### EXERCISE INSTRUCTIONS
Search the data for the word "groupChatHeader" and copy out every line that has it.

(SUPPLIED MATERIAL Opens)

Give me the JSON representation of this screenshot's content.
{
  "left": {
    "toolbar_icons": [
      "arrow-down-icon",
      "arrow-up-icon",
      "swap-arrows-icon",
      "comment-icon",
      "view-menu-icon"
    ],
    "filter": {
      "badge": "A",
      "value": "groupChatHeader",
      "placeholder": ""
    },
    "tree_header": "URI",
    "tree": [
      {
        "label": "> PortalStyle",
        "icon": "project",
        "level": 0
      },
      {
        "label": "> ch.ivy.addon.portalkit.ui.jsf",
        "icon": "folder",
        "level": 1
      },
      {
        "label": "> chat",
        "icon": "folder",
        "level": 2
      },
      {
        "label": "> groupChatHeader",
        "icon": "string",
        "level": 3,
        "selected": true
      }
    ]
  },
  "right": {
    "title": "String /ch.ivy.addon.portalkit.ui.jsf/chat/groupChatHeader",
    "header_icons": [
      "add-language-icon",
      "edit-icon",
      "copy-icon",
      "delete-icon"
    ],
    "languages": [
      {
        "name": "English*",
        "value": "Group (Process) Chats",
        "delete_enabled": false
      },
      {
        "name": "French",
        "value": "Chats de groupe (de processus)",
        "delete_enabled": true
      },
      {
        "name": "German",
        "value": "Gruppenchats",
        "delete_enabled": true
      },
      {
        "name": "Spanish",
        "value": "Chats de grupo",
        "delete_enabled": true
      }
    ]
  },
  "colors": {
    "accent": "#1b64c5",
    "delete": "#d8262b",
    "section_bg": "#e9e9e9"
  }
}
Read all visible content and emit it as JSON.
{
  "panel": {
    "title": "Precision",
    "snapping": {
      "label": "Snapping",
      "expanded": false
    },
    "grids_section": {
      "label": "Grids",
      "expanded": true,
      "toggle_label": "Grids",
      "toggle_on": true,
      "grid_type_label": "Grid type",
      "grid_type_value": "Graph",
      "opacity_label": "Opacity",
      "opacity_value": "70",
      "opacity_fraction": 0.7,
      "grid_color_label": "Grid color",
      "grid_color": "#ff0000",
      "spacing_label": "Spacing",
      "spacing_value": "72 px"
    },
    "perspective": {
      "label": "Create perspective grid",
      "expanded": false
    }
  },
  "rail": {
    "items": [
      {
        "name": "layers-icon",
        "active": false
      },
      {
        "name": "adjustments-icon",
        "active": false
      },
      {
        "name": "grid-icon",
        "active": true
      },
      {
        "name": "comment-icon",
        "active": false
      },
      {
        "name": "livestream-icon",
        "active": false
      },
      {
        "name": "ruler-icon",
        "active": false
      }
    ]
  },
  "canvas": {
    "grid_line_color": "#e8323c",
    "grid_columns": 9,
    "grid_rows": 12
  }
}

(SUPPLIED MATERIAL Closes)

### EXERCISE RESPONSE
      "value": "groupChatHeader",
        "label": "> groupChatHeader",
    "title": "String /ch.ivy.addon.portalkit.ui.jsf/chat/groupChatHeader",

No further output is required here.